Please print every line from the one containing "What data populates" through the last line of the records below, exactly as written and nothing more.

━━━━━ Study material ━━━━━

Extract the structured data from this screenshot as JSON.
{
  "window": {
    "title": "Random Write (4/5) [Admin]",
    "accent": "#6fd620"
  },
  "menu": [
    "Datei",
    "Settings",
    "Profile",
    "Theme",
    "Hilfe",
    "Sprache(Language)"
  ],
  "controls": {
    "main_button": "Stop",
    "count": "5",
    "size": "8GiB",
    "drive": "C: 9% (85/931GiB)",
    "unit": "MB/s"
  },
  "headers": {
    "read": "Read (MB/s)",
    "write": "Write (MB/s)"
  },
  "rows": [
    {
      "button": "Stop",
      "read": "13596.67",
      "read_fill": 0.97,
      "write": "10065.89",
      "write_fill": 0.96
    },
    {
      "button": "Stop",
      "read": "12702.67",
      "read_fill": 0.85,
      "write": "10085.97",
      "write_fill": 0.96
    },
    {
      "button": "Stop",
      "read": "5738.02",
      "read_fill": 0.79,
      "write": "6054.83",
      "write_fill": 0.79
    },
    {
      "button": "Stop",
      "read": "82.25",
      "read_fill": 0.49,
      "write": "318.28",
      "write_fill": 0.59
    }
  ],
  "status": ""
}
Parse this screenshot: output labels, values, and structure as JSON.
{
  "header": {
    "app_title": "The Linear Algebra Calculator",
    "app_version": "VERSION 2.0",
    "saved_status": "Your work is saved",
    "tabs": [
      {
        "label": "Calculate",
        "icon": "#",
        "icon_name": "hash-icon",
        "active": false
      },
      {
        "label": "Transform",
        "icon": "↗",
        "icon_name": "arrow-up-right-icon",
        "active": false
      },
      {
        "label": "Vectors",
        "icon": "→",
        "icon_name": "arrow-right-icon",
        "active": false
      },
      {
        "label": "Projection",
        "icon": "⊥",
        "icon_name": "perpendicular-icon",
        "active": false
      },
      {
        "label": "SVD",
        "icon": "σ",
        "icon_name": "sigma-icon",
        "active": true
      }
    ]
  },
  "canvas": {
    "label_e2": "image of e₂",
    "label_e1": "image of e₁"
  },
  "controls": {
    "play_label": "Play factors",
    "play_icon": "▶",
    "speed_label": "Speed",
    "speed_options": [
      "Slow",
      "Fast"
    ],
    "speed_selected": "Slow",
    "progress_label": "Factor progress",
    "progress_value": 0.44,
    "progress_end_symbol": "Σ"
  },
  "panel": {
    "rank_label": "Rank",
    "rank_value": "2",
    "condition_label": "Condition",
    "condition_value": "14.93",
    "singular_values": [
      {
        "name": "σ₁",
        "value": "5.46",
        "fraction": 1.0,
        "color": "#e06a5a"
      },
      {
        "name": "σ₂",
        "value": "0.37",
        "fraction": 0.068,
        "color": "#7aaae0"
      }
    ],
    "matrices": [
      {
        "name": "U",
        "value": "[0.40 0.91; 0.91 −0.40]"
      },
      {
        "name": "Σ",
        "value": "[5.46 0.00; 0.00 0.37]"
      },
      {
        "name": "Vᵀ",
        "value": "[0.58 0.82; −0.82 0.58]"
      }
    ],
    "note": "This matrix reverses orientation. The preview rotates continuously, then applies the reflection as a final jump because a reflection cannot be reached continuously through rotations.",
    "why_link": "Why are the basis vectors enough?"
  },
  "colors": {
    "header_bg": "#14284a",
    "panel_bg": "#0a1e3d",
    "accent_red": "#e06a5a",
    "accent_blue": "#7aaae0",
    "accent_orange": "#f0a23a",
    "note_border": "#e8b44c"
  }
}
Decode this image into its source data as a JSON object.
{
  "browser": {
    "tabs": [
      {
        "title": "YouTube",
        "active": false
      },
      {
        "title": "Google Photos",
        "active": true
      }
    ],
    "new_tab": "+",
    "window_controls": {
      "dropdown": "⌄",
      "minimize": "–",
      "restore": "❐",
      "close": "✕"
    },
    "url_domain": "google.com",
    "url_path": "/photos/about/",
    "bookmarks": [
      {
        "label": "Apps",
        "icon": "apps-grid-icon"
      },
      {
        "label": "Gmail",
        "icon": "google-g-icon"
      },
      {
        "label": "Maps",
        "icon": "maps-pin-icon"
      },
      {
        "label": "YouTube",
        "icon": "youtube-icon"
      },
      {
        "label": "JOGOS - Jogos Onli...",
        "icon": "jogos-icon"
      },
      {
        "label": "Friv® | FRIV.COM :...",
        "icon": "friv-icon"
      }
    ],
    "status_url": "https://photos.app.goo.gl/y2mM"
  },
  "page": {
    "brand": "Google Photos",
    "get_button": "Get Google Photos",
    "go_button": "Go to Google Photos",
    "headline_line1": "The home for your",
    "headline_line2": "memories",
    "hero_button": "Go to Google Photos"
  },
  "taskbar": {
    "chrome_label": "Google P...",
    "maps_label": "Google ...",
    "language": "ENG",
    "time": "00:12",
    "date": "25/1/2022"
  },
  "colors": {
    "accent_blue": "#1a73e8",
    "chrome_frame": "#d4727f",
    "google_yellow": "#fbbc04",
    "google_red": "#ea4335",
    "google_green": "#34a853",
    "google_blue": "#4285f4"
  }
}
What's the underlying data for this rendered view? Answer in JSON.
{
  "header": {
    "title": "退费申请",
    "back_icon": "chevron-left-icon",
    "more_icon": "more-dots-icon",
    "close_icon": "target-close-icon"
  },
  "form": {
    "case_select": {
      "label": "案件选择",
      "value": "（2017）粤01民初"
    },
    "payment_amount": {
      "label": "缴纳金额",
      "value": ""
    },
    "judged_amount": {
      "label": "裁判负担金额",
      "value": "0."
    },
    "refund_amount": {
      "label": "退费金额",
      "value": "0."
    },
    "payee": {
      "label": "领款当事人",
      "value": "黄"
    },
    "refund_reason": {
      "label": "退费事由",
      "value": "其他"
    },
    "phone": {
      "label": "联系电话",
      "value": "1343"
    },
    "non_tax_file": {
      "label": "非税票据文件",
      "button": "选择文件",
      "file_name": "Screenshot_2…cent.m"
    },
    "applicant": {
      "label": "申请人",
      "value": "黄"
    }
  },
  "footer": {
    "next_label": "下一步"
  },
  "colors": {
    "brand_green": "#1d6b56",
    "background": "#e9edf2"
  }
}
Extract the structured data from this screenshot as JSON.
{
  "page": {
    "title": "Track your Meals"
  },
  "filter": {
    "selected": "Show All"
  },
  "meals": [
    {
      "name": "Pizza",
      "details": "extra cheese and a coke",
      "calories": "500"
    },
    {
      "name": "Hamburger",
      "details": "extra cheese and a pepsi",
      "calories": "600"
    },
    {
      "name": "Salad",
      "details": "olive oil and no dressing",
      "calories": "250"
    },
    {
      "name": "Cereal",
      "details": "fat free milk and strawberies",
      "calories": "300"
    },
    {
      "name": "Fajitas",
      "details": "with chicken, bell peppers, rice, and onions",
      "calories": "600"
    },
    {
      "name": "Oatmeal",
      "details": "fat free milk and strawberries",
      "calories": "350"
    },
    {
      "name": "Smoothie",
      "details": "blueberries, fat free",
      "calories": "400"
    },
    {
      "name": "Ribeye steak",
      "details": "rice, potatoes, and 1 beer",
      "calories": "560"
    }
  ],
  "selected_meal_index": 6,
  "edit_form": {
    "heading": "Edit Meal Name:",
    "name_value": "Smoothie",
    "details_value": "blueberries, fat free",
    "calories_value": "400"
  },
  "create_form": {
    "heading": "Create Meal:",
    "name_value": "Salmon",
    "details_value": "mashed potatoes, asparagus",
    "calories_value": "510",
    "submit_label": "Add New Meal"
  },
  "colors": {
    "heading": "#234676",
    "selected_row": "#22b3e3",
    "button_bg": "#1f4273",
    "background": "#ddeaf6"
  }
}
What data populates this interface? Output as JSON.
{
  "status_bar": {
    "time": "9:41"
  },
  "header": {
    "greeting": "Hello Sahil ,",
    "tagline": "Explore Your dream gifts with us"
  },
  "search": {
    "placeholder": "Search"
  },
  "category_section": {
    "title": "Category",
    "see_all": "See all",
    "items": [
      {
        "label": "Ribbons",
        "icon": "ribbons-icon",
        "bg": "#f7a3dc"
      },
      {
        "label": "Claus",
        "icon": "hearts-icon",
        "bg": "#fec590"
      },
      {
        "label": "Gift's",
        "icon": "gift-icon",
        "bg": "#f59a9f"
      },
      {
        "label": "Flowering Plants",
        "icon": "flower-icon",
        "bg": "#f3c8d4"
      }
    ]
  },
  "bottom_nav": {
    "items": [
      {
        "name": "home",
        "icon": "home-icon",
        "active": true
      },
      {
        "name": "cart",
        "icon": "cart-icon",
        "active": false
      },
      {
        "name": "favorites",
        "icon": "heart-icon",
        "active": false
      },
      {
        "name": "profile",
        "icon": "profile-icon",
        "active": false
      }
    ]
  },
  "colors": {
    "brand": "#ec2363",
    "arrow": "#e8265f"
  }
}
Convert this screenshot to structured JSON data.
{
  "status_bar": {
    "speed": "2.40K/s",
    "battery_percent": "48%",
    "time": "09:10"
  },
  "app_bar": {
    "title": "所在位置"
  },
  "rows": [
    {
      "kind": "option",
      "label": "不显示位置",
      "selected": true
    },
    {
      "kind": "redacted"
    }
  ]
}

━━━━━

◆ Exercise response:
What data populates this interface? Output as JSON.
{
  "status_bar": {
    "time": "9:41"
  },
  "header": {
    "greeting": "Hello Sahil ,",
    "tagline": "Explore Your dream gifts with us"
  },
  "search": {
    "placeholder": "Search"
  },
  "category_section": {
    "title": "Category",
    "see_all": "See all",
    "items": [
      {
        "label": "Ribbons",
        "icon": "ribbons-icon",
        "bg": "#f7a3dc"
      },
      {
        "label": "Claus",
        "icon": "hearts-icon",
        "bg": "#fec590"
      },
      {
        "label": "Gift's",
        "icon": "gift-icon",
        "bg": "#f59a9f"
      },
      {
        "label": "Flowering Plants",
        "icon": "flower-icon",
        "bg": "#f3c8d4"
      }
    ]
  },
  "bottom_nav": {
    "items": [
      {
        "name": "home",
        "icon": "home-icon",
        "active": true
      },
      {
        "name": "cart",
        "icon": "cart-icon",
        "active": false
      },
      {
        "name": "favorites",
        "icon": "heart-icon",
        "active": false
      },
      {
        "name": "profile",
        "icon": "profile-icon",
        "active": false
      }
    ]
  },
  "colors": {
    "brand": "#ec2363",
    "arrow": "#e8265f"
  }
}
Convert this screenshot to structured JSON data.
{
  "status_bar": {
    "speed": "2.40K/s",
    "battery_percent": "48%",
    "time": "09:10"
  },
  "app_bar": {
    "title": "所在位置"
  },
  "rows": [
    {
      "kind": "option",
      "label": "不显示位置",
      "selected": true
    },
    {
      "kind": "redacted"
    }
  ]
}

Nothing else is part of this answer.